3. Feeding only dry food
"The biggest mistake people make is feeding cats dry food." - Lisa A. Pierson, DVM, a California veterinarian focused on feline medicine and nutrition, cited Pets WebMD. Throughout their evolution, cats’ diets have always been rich in water (for reference, mice, a cat's natural food, consist of 70% water). Because cats historically got enough water with their food, they naturally don't drink as much water voluntarily as do dogs. This is why feeding your cat only dry food, which contains only 5-10% water, can lead to dehydration and may lead to higher risks of urinary tract diseases.
It is recommended to combine canned food (~78% water) into your cat's diet to ensure higher water intake. Make sure to provide your cat with multiple sources of fresh and clean water available at all times, too. Water fountains can also be a great way to motivate your cat to drink more water.
4. Feeding potentially toxic substances
Certain everyday foods and substances - which are seemingly harmless – should never be included in a feline diet.

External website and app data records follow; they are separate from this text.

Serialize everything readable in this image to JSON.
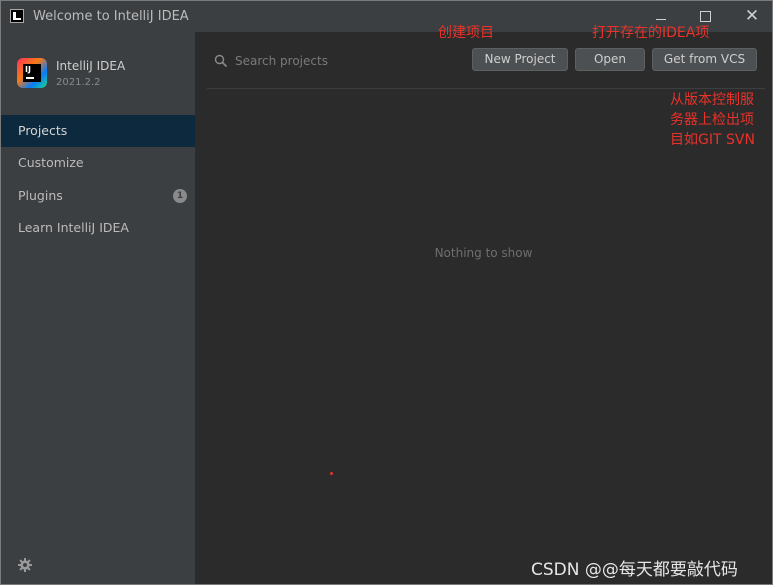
{
  "window": {
    "title": "Welcome to IntelliJ IDEA",
    "controls": {
      "minimize": "minimize-icon",
      "maximize": "maximize-icon",
      "close": "✕"
    }
  },
  "sidebar": {
    "product_name": "IntelliJ IDEA",
    "product_version": "2021.2.2",
    "items": [
      {
        "label": "Projects",
        "selected": true
      },
      {
        "label": "Customize",
        "selected": false
      },
      {
        "label": "Plugins",
        "selected": false,
        "badge": "1"
      },
      {
        "label": "Learn IntelliJ IDEA",
        "selected": false
      }
    ],
    "settings_icon": "gear-icon"
  },
  "main": {
    "search": {
      "placeholder": "Search projects",
      "value": ""
    },
    "buttons": {
      "new_project": "New Project",
      "open": "Open",
      "get_from_vcs": "Get from VCS"
    },
    "empty_text": "Nothing to show"
  },
  "annotations": {
    "new_project": "创建项目",
    "open": "打开存在的IDEA项",
    "vcs_line1": "从版本控制服",
    "vcs_line2": "务器上检出项",
    "vcs_line3": "目如GIT SVN"
  },
  "watermark": "CSDN @@每天都要敲代码",
  "colors": {
    "background": "#2b2b2b",
    "sidebar": "#3c3f41",
    "selected": "#0d293e",
    "annotation": "#e8322a"
  }
}
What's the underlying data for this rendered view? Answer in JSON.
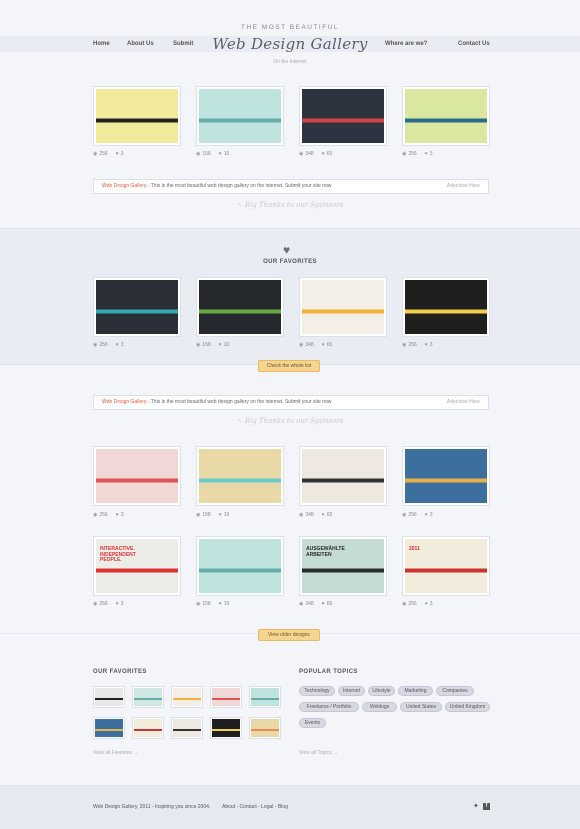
{
  "header": {
    "tagline_top": "THE MOST BEAUTIFUL",
    "logo": "Web Design Gallery",
    "tagline_bottom": "On the Internet",
    "nav_left": [
      "Home",
      "About  Us",
      "Submit"
    ],
    "nav_right": [
      "Where are we?",
      "Contact Us"
    ]
  },
  "colors": {
    "accent": "#f7d58f",
    "brand_red": "#e2553a",
    "band": "#e9ecf2"
  },
  "row1": [
    {
      "views": "256",
      "likes": "3",
      "palette": [
        "#f1ea9a",
        "#222"
      ]
    },
    {
      "views": "158",
      "likes": "10",
      "palette": [
        "#bfe3df",
        "#6aa"
      ]
    },
    {
      "views": "348",
      "likes": "65",
      "palette": [
        "#2d3440",
        "#c44"
      ]
    },
    {
      "views": "256",
      "likes": "3",
      "palette": [
        "#d9e7a0",
        "#2a6b8a"
      ]
    }
  ],
  "ad": {
    "brand": "Web Design Gallery",
    "text": " - This is the most beautiful web design gallery on the internet, Submit your site now",
    "advertise": "Advertise Here",
    "thanks": "Big Thanks to our Sponsors"
  },
  "favorites_section": {
    "title": "OUR FAVORITES",
    "button": "Check the whole list",
    "items": [
      {
        "views": "256",
        "likes": "3",
        "palette": [
          "#2b2e36",
          "#3aa"
        ]
      },
      {
        "views": "158",
        "likes": "10",
        "palette": [
          "#25282d",
          "#6a4"
        ]
      },
      {
        "views": "348",
        "likes": "65",
        "palette": [
          "#f3efe6",
          "#f2b23a"
        ]
      },
      {
        "views": "256",
        "likes": "3",
        "palette": [
          "#1f1f1f",
          "#f2d04a"
        ]
      }
    ]
  },
  "ad2": {
    "brand": "Web Design Gallery",
    "text": " - This is the most beautiful web design gallery on the internet, Submit your site now",
    "advertise": "Advertise Here",
    "thanks": "Big Thanks to our Sponsors"
  },
  "row3": [
    {
      "views": "256",
      "likes": "3",
      "palette": [
        "#f2d7d7",
        "#d55"
      ]
    },
    {
      "views": "158",
      "likes": "10",
      "palette": [
        "#e9d9a9",
        "#6cc"
      ]
    },
    {
      "views": "348",
      "likes": "65",
      "palette": [
        "#eee9e0",
        "#333"
      ]
    },
    {
      "views": "256",
      "likes": "3",
      "palette": [
        "#3c6f9e",
        "#e8b24a"
      ]
    }
  ],
  "row4": [
    {
      "views": "256",
      "likes": "3",
      "palette": [
        "#ecece8",
        "#d33"
      ],
      "caption": "INTERACTIVE. INDEPENDENT PEOPLE."
    },
    {
      "views": "158",
      "likes": "10",
      "palette": [
        "#bfe3df",
        "#6aa"
      ]
    },
    {
      "views": "348",
      "likes": "65",
      "palette": [
        "#c5dcd5",
        "#2b2b2b"
      ],
      "caption": "AUSGEWÄHLTE ARBEITEN"
    },
    {
      "views": "256",
      "likes": "3",
      "palette": [
        "#f2ecdc",
        "#c33"
      ],
      "caption": "2011"
    }
  ],
  "older_button": "View older designs",
  "bottom": {
    "favorites_title": "OUR FAVORITES",
    "favorites_view_all": "View all Favorites",
    "small_thumbs": [
      [
        "#e8e8e8",
        "#222"
      ],
      [
        "#cfe8e4",
        "#6aa"
      ],
      [
        "#f3efe6",
        "#f2b23a"
      ],
      [
        "#f2d7d7",
        "#d55"
      ],
      [
        "#bfe3df",
        "#6aa"
      ],
      [
        "#3c6f9e",
        "#e8b24a"
      ],
      [
        "#f2ecdc",
        "#c33"
      ],
      [
        "#eee9e0",
        "#333"
      ],
      [
        "#1f1f1f",
        "#f2d04a"
      ],
      [
        "#e9d9a9",
        "#e85"
      ]
    ],
    "topics_title": "POPULAR TOPICS",
    "topics": [
      "Technology",
      "Internet",
      "Lifestyle",
      "Marketing",
      "Companies",
      "Freelance / Portfolio",
      "Weblogs",
      "United States",
      "United Kingdom",
      "Events"
    ],
    "topics_view_all": "View all Topics"
  },
  "footer": {
    "copyright": "Web Design Gallery, 2011 - Inspiring you since 2004.",
    "links": "About - Contact - Legal - Blog"
  }
}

One of the more common foods which shouldn't be given to cats are milk and dairy products, chocolate, and garlic.
Milk is commonly given to cats, as most of them seem to love it. However, most cats are actually lactose intolerant and can therefore suffer from a number of stomach problems after drinking milk. Of course, this is not always the case, but there is no way to tell whether your cat is lactose intolerant or not without giving them the milk and risking them getting sick.
Chocolate and other sweets should be avoided because they contain methylxanthine, a substance toxic for both cats and dogs. And finally, some people believe that by adding garlic to their cat's diet, they are protecting it against intestinal parasites.
"This is one of the biggest misconceptions around," Joe Bartges, DVM, PhD, DACVIM, DACVN, professor of medicine and nutrition, as well as the Acree Endowed Chair of Small Animal Research, in the College of Veterinary Medicine at the University of Tennessee told WebMD. "There is no proof that garlic prevents any parasitic infestation, including intestinal worms or fleas."
On the contrary, high dosage of garlic, just like onions, is associated with destruction of erythrocytes which can lead to anemia. For more substances which should never be given to cats, please read our "Top Kitty No Nos" article.
5. Going vegetarian or vegan
Cats are obligate carnivores and have evolved to eat meat. They cannot live on a vegetarian diet, as certain nutrients found in meat cannot be easily replaced by a plant-based diet. For example, taurine, an amino acid important for heart health, sight, and overall health, is found only in animal tissues.
To maintain a vegetarian diet for cats, one would have to be extremely careful to substitute for all the nutrients the cat would get from its natural food. Most vets strongly encourage cat owners to provide their pets with a meat-based, well-balanced diet which will provide cats with sufficient nutrients they need to thrive.
Appropriate nutrition is essential for your cat's well-being. Make sure to regularly consult with your veterinarian, who will direct you to design a diet that will address your cat's specific needs according to their age, health status, physique, and lifestyle. Share these tips with your friends and let's all try to make less cat feeding mistakes!
P.S. Did you know feline diet can now be personalized according to breed ancestry and genetics? Read this article to learn more about personalized feline diets.